Black Box is next, a decent song; it and the next few are in the same class as Black Box: decent but unspectacular. Still very much worth listening to, though. Bullets follows, providing a faster beat and classic Rory Koff drumming. Black Box is probably the slowest full length song on the album, but Bullets brings you back up to speed. Next is a rather useless forty-one seconds of noise and a voice speaking a foreign language that introduces Apparition. Unfortunately, Iíll never have those forty-one seconds back, bringing up one of my pet peeves: when bands decide to stick a bunch of random open space in an album. At least they use it as a separate track and not part of the song Apparition, so you can delete it off your iPod or skip the track, rather than having to listen to the monotonic noise every time you listen to Apparition.

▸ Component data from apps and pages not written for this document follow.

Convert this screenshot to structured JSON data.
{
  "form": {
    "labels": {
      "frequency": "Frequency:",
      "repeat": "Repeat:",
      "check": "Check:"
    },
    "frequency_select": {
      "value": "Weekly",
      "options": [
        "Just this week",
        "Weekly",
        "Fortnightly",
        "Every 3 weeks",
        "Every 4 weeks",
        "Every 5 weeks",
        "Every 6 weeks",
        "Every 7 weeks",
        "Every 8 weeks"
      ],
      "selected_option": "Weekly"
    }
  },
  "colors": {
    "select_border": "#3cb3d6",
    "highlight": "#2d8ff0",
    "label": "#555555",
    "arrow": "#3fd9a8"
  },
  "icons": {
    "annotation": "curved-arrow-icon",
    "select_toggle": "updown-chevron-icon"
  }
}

Apparition is an average track, itís not going to be your favorite song, but itís adequate for listening. Itís a slower song, but the vocals are good and it offers a change of pace. Next is ďItís Tragic,Ē a faster and more memorable anti-war and anti-Bush song with a subtle quietness encased in a fast paced rock song. The song even contains chilling clips of President Bush speaking, and it appears NUFAN pieced together several clips that reveal the Presidentís ďreal message.Ē

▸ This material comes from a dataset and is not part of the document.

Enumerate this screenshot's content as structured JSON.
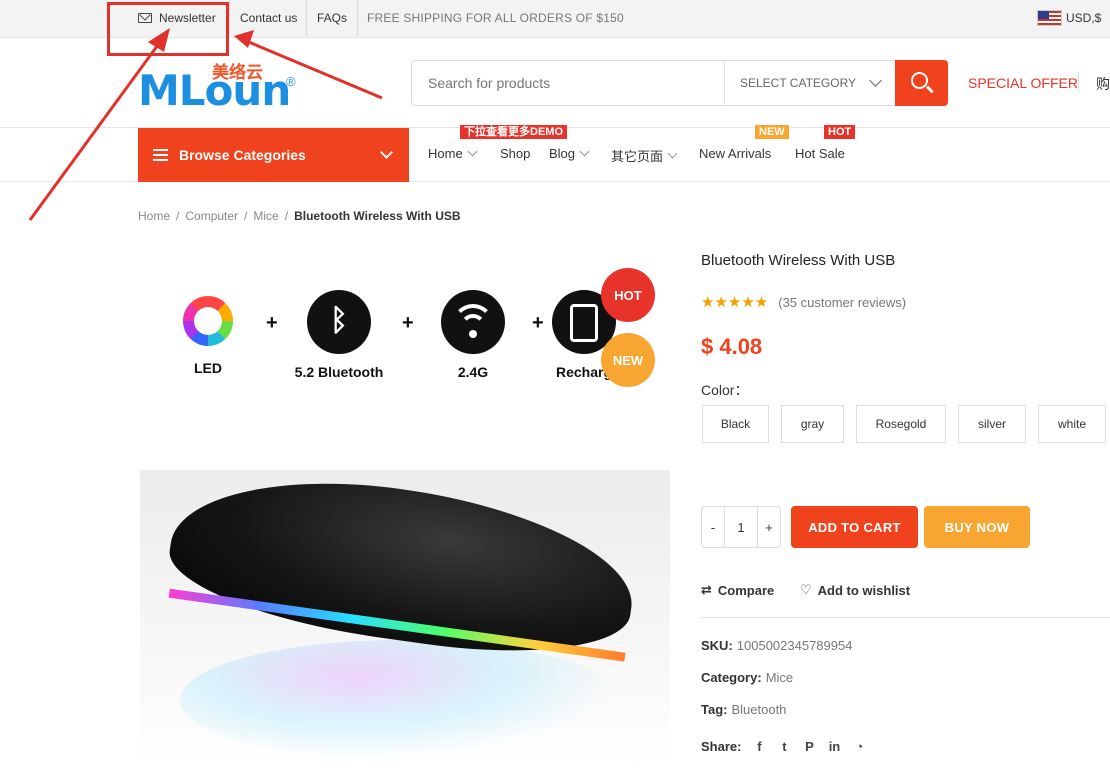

The next song, Killing Time, is the hidden gem of the album. Buried in the third-to-last track slot on the album, Killing Time is a melodic anti-war cry that follows the life of a young soldier sucked into warfare by family tradition. It's an energetic yet touching song, much more effective than the regurgitated "screw the government" cries less creative bands spew out. The last two songs, Slowly Fading Fast and Overdue, provide a nice exit, although Overdue is a little boring and monotone.
Overall, the release was advertised on No Useís site as a dark album. The content may be dark in places, but the music is upbeat and fun, which provides for great listening.
It's a really solid album. If you want tight, seamless and creative rock with flawless drumming by Rory Koff and better than average vocal harmonies combined with a smooth, energetic flow, give it a try.
i've been getting in the mood for it lately, and i wrote this review about ten months ago, so i decided to pull out both the cd and the review. i think the may-june months get me in the mood because thats when it came out and i was in such anticipation one year ago today!
i must say albums are rated very highly on here...rarely is there anything below 75% or so...compared to other ratings, id say this is like a 90%, haha, considering it was one of my favorites of 05. man, everyone who reviews thinks every album is so amazing.